Welcome to the this month's Reading List, a collection of what I've read, skimmed and watched over the past month. Although February was only 28 days, I was still able to pack in a considerable amount of reading and I hope you get a lot of this month's collection.
Everything mentioned below is something you can feel confident about clicking on. I've read the book, skimmed the article and watched the video and they are only on here because I recommend it
Tools of Titans - Here's a bold prediction for you. Tools of Titans will be one of my top three reads of the year. At more than 700 pages, it packs an insane amount of information, advice and action steps from the world's top performers, millionaires and some of the brightest minds. From Tim Ferriss, comes his newest book, Tools of Titans, which is really a notebook of all the juicy tidbits from the interviews he's conducted for his podcast, the Tim Ferriss Show. The book is broken down into three sections: health, wealth and wise interspersed with content from Tim's blog. Even better than all the knowledge, is a look into how one person (Tim) takes notes and listens to the people he interviews. I usually feel a sense of accomplishment when I finish something, especially something of this size, but this book left me with wanting more. Good thing I can always go back and re-read it.
The Plot Against America - Strange times call for interesting reads. Going off of a recommendation from Off the Shelf (excellent book review site), I was drawn to this book because of its fictional alternative history mirrors our own so closely. Set in 1940 as Franklin Delano Roosevelt goes up for re-election for an unprecedented third term, his opponent, Charles Lindbergh rivals him with an America first message. He wins the presidency and goes on to form an alliance with Nazi Germany, instead of the Soviet Union, putting many Jewish families in a constant state of fear. This national story is paralleled with the story of nine-year-old and his Jewish family and how they deal with changing times. Published in 2005, this book strikes a nerve in 2017.

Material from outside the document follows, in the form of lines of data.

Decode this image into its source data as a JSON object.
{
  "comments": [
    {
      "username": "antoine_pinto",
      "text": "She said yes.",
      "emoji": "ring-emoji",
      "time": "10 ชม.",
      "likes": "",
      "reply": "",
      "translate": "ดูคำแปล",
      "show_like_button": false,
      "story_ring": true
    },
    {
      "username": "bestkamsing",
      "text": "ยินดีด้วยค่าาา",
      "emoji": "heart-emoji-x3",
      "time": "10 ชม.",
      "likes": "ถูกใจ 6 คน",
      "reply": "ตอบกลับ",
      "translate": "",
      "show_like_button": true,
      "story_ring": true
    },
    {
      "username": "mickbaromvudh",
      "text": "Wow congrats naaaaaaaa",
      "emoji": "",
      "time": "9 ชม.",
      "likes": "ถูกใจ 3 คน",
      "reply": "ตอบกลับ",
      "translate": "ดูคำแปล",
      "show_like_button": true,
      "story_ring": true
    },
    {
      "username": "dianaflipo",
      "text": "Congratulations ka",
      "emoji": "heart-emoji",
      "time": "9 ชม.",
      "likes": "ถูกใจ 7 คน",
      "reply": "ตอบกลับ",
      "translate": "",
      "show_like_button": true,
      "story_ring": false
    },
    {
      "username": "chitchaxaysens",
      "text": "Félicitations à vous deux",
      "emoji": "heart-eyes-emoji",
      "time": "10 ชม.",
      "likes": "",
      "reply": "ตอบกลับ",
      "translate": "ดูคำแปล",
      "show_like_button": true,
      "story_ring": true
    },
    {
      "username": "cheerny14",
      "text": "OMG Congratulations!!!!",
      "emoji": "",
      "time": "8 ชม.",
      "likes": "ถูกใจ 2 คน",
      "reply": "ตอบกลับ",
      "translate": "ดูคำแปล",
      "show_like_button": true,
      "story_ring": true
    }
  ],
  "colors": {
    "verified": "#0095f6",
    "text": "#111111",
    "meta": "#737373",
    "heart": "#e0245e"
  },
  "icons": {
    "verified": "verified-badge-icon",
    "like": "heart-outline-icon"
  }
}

The Four-Letter Code to Selling Just About Anything - You've probably been influenced by Raymond Loewy, yet you probably don't realize it. He's done more to shape the aesthetic of American Culture in the 20th Century than any other person, from designing the Exxon logo, Lucky Strike cigarette pack, Greyhound buses to even the blue nose of Air Force One. As a designer, he had an uncanny sense to create something new, yet familiar and nostalgic at the same time. His theory of design lives on in many of the products you use today.
Finding Wisdom in the Letters of Aging Writers - In a world dominated by the young or people who fight to stay young, it is taboo to talk about something that eventually happens to all of us, growing old. The best thing to do to prepare yourself for the inevitable is to gain insight from people who experienced the frailness of old age. Hear it straight from writers Samuel Beckett, Saul Bellow, Elizabeth Bishop and Robert Lowell.

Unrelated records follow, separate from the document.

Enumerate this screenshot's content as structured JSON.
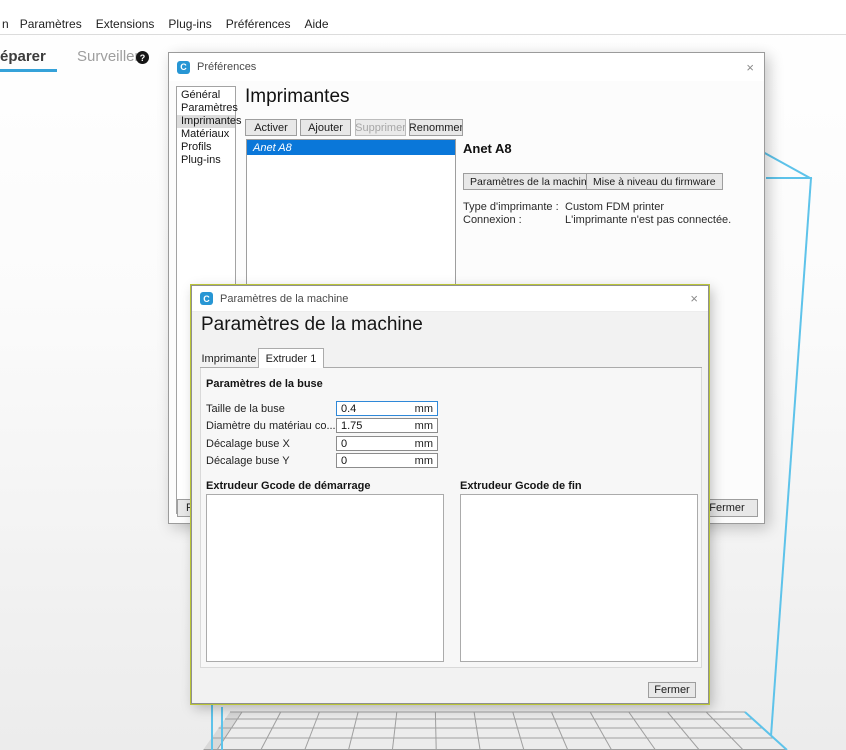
{
  "menu_bar": {
    "partial_item": "n",
    "items": [
      "Paramètres",
      "Extensions",
      "Plug-ins",
      "Préférences",
      "Aide"
    ]
  },
  "stage_tabs": {
    "prepare_partial": "éparer",
    "monitor": "Surveiller",
    "monitor_badge": "?"
  },
  "preferences_dialog": {
    "title": "Préférences",
    "logo_letter": "C",
    "close_glyph": "×",
    "sidebar": [
      "Général",
      "Paramètres",
      "Imprimantes",
      "Matériaux",
      "Profils",
      "Plug-ins"
    ],
    "heading": "Imprimantes",
    "toolbar": {
      "activate": "Activer",
      "add": "Ajouter",
      "remove": "Supprimer",
      "rename": "Renommer"
    },
    "printer_list": [
      {
        "name": "Anet A8",
        "selected": true
      }
    ],
    "detail": {
      "printer_name": "Anet A8",
      "machine_settings_button": "Paramètres de la machine",
      "firmware_button": "Mise à niveau du firmware",
      "rows": [
        {
          "label": "Type d'imprimante :",
          "value": "Custom FDM printer"
        },
        {
          "label": "Connexion :",
          "value": "L'imprimante n'est pas connectée."
        }
      ]
    },
    "defaults_button_partial": "R",
    "close_button": "Fermer"
  },
  "machine_dialog": {
    "title": "Paramètres de la machine",
    "logo_letter": "C",
    "close_glyph": "×",
    "heading": "Paramètres de la machine",
    "tabs": [
      {
        "label": "Imprimante",
        "active": false
      },
      {
        "label": "Extruder 1",
        "active": true
      }
    ],
    "section_title": "Paramètres de la buse",
    "fields": [
      {
        "label": "Taille de la buse",
        "value": "0.4",
        "unit": "mm",
        "focused": true
      },
      {
        "label": "Diamètre du matériau co...",
        "value": "1.75",
        "unit": "mm",
        "focused": false
      },
      {
        "label": "Décalage buse X",
        "value": "0",
        "unit": "mm",
        "focused": false
      },
      {
        "label": "Décalage buse Y",
        "value": "0",
        "unit": "mm",
        "focused": false
      }
    ],
    "gcode": {
      "start_label": "Extrudeur Gcode de démarrage",
      "end_label": "Extrudeur Gcode de fin",
      "start_value": "",
      "end_value": ""
    },
    "close_button": "Fermer"
  },
  "colors": {
    "selection_blue": "#0a77d9",
    "cura_logo_blue": "#2796d4",
    "stage_underline_blue": "#35a2d9",
    "wireframe_blue": "#5ec3ea",
    "machine_dialog_outline_green": "#b9c437"
  }
}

How the New York Times is Clawing Its Way into the Future - In an age where the free press is being attacked daily and people are bombarded by fake news, the New York Times is a visionary leader in the news/publishing world. This is a fascinating look into their future, which other media will soon follow suit.
A Conversation With Brian Eno About Ambient Music - Brian Eno, one of music's most influential and innovative figures, considers himself a "non-musician," yet he creates and produces a prolific amount of music. After reading this interview, where he touches on his process, how he sees music and discusses the current state of affairs, you'll want to go on an ambient deep dive.... or listen to Joshua Tree by U2, the iconic album he produced.
In the Time You Spend on Social Media Each Year, You Could Be... - Stop scrolling through your Facebook feed and pick up a book. You'll be surprised how much you can get done.
Letter of Recommendation: Presidential Biographies - If you think we're experiencing dire times, read a presidential biography to gain some perspective. Believe it or not, we've been here before. Remember Chester A. Arthur, an untrustworthy New Yorker, who ascends to the presidency? How about that time Calvin Coolidge once went into a major depressive funk and "checked out" so to speak? This is the best line and a great reminder: "Presidential biographies don’t tell you that everything is going to be O.K., but rather that nothing was ever really O.K. to begin with."
Here's How Barry Jenkins Made Magic With Moonlight - It took 8 years for Barry Jenkins to make Moonlight, this year's best picture and I can't wait to see it after reading this article.
Abstract: The Art of Design - Think Chef's Table, but with designers. This documentary series follows eight different designers, (from illustration, footwear to stage design) to show you how they see the world, what their creative process looks like and how they go about solving problems. Not to mention, each episode is beautifully shot.
That's it for this month. How you read anything good lately?